The Ranking Formula

(adjusted rating / 5) * 0.3 + (response rate) * 0.3 + (lifetime volume) * 0.15 + (avg monthly volume) * 0.25

Weighting Rational

Weight selection is based on Widewail’s depth of expertise in the industry, and we believe it is a fair representation of what should be considered a standout reputation. 

We’ve broken the weights into three categories:

Customer Engagement & Response (30%)

Engaging with customers by responding to reviews is a key component of a healthy reputation.

Review Quality & Rating (30%)

Rating has a substantial impact on if a business shows up in local searches and if that business is entered into a prospect’s consideration set. Rating is a key identifier of business health.

Activity & Review Volume (40%)

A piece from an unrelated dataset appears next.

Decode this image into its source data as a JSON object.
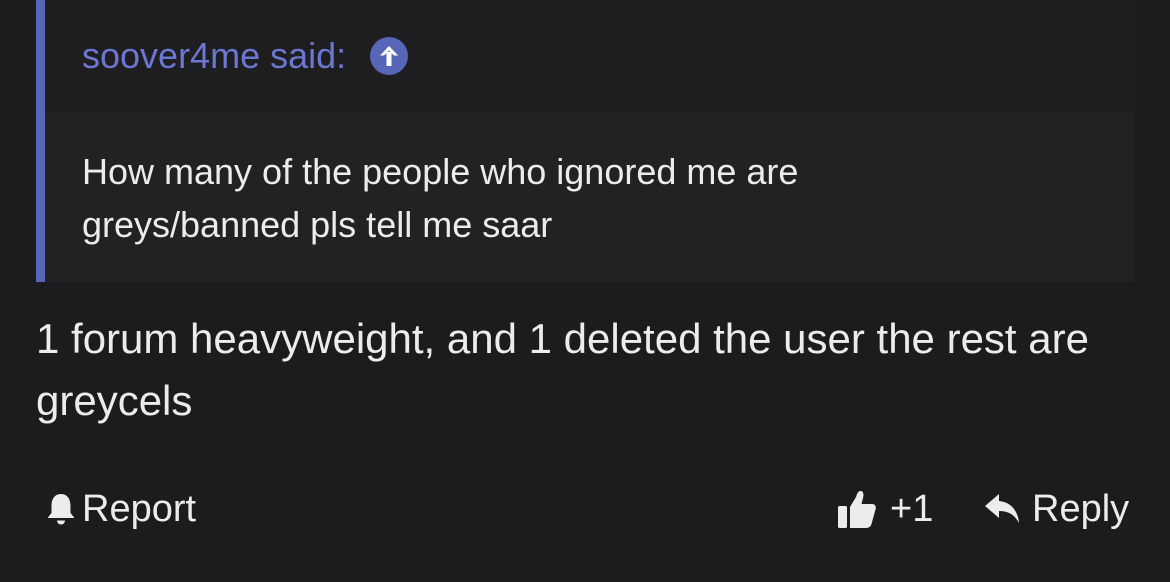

We believe the amount of review activity is the most important indicator of reputation health for a business, and it is a leading driver of local search rankings. We’ve broken this category into two components: lifetime volume (15%) and frequency (25%). 

Calculation Example

If a company that has an adjusted rating of 4.2, responds to 10% of their reviews and is ranked in the 90th percentile for their lifetime volume in their city and the 87th percentile for their average monthly review volume, then we would calculate their overall rating as follows:

(4.2 / 5) * 0.3 + (0.1)*0.3 + (0.9)*0.15 + (0.87)*0.25 = 0.252 + 0.03 + 0.135 + 0.2175 = 0.6345 * 100 = 63.45

Note: Since response rate accounts for 30% of the overall ranking, if a dealer doesn’t respond to any reviews that automatically caps the max value they can receive to 70.

In-article CTA 3 – 1